Markiewicz, interviewed by portal wPolityce.pl, said that he had argued that the rule-of-law mechanism would only be applied with regard to the way EU funds are spent, saying it is a betrayal of trust against a key member state. He feels that since the Polish government has already said it will abolish the Disciplinary Chamber, which the European Court of Justice ruled was incompatible with EU law, then the decision of the commission to seek financial penalties is purely political.
The problem is that this kind of behavior simply encourages Polish judges to rebel against the existing laws while still holding their posts. The commission, he feels, is thereby creating a crisis with regard to rule of law in Poland without any power in the treaties to do so.
Markiewicz rejects any notion that judicial reform in Poland is a challenge to the independence of the judiciary, equality before the law or access to the courts for citizens. This is why he finds the commission’s actions to be arbitrary, an over-interpretation of European law, and deeply insulting to Poland in that it challenges its democracy and sovereignty.
Marek Markiewicz:The European Commission is, in essence, attacking Poland’s government, wanting to see it fall.
The senior attorney feels that “the European Commission is, in essence, attacking Poland’s government, wanting to see it fall”. He is concerned that this will undermine support for the European Union in Poland as many will say that the present union is not the union that Poland entered and which the Polish Pope John Paul II urged it to join.
But Markiewicz warns against overreacting. This is the time for patience and diplomacy rather than any angry protests. He concedes that Poland’s room for maneuver is not great and that the government must be sensitive to how Polish people will react.
He is concerned that if Poland is forced to back down over judicial reform, many will see that as a betrayal of the consensus around the need for judicial reform.
He also sees the danger of judges who refuse to administer the law against opposition politicians and activists who break it, undermining the credibility and legitimacy of the whole Polish legal system.

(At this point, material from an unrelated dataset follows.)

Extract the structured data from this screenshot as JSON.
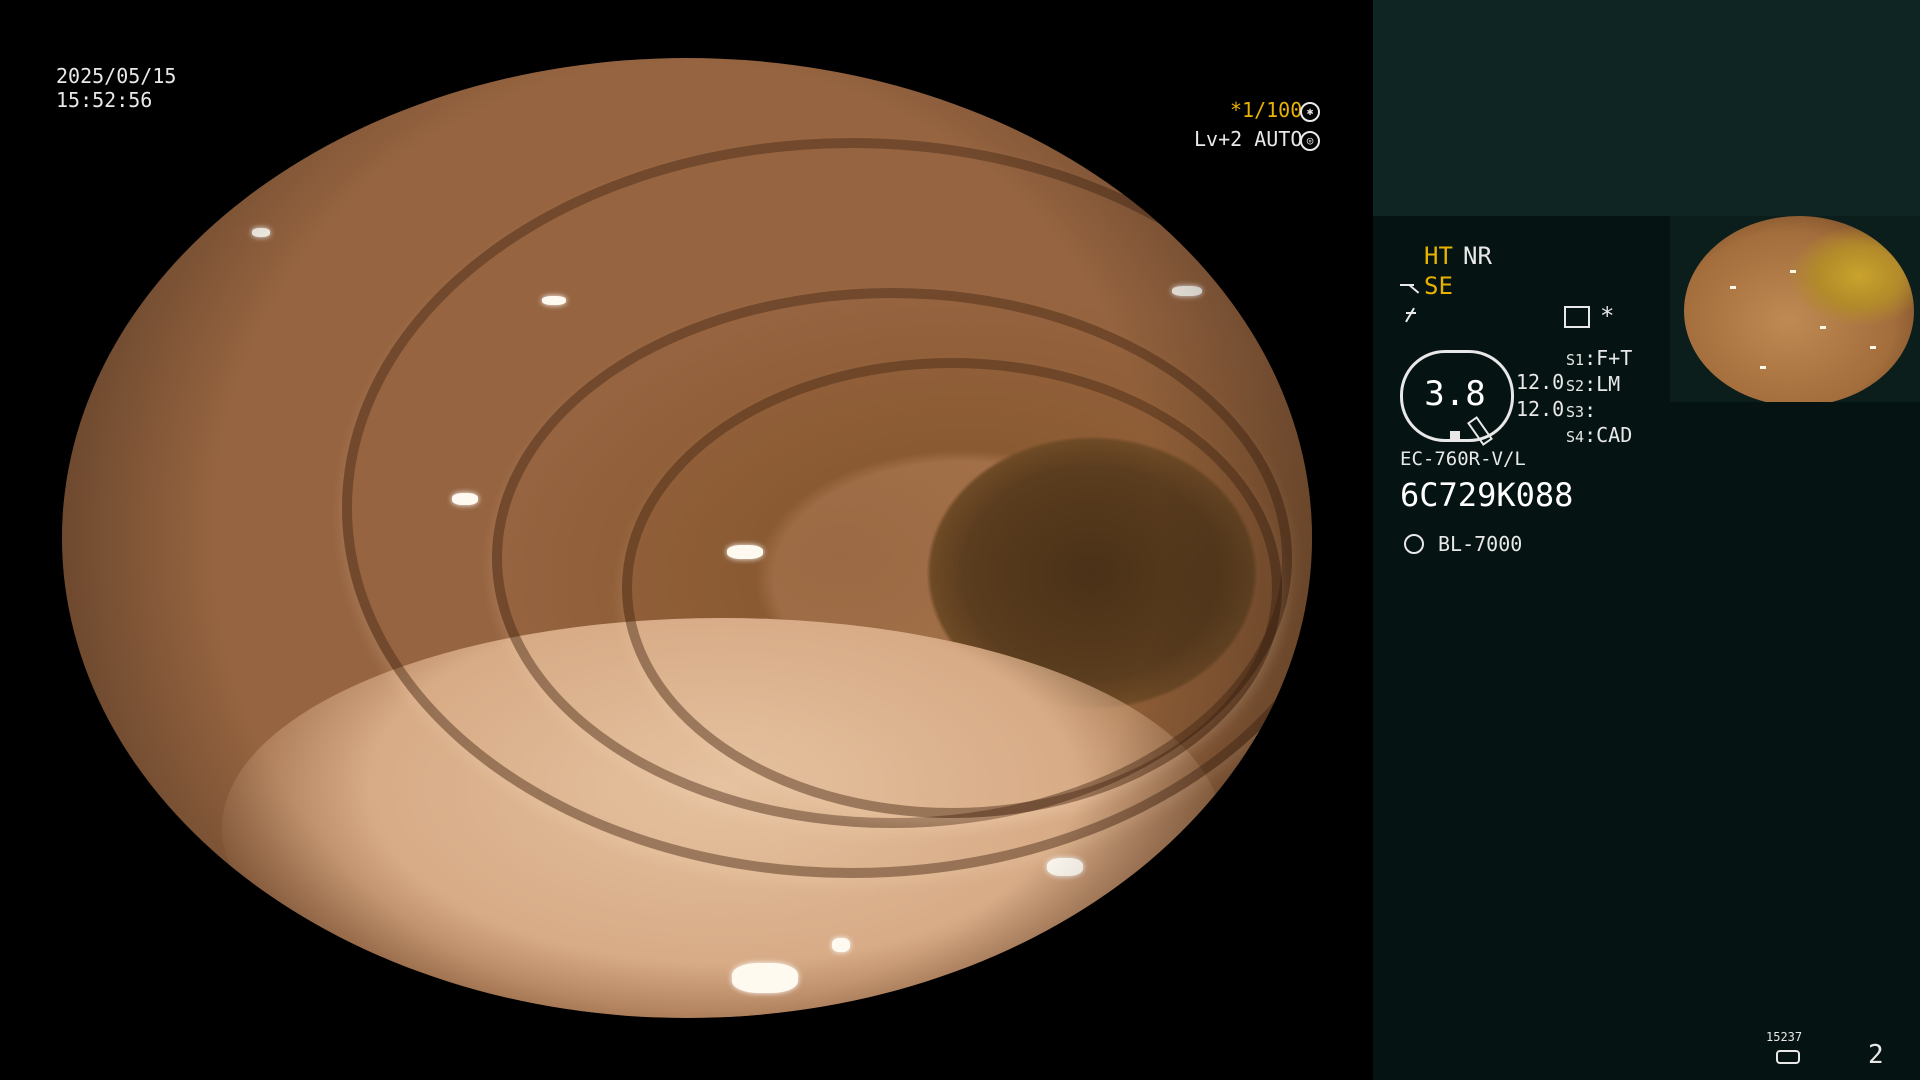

Courts should rule in the name of Poland and not the EU, concludes Markiewicz. There is no consent to the federalization of the EU that would mean the end of Polish judicial independence.
Title image of senior attorney Marek Markiewicz. (source: Fratria/wpolityce.pl)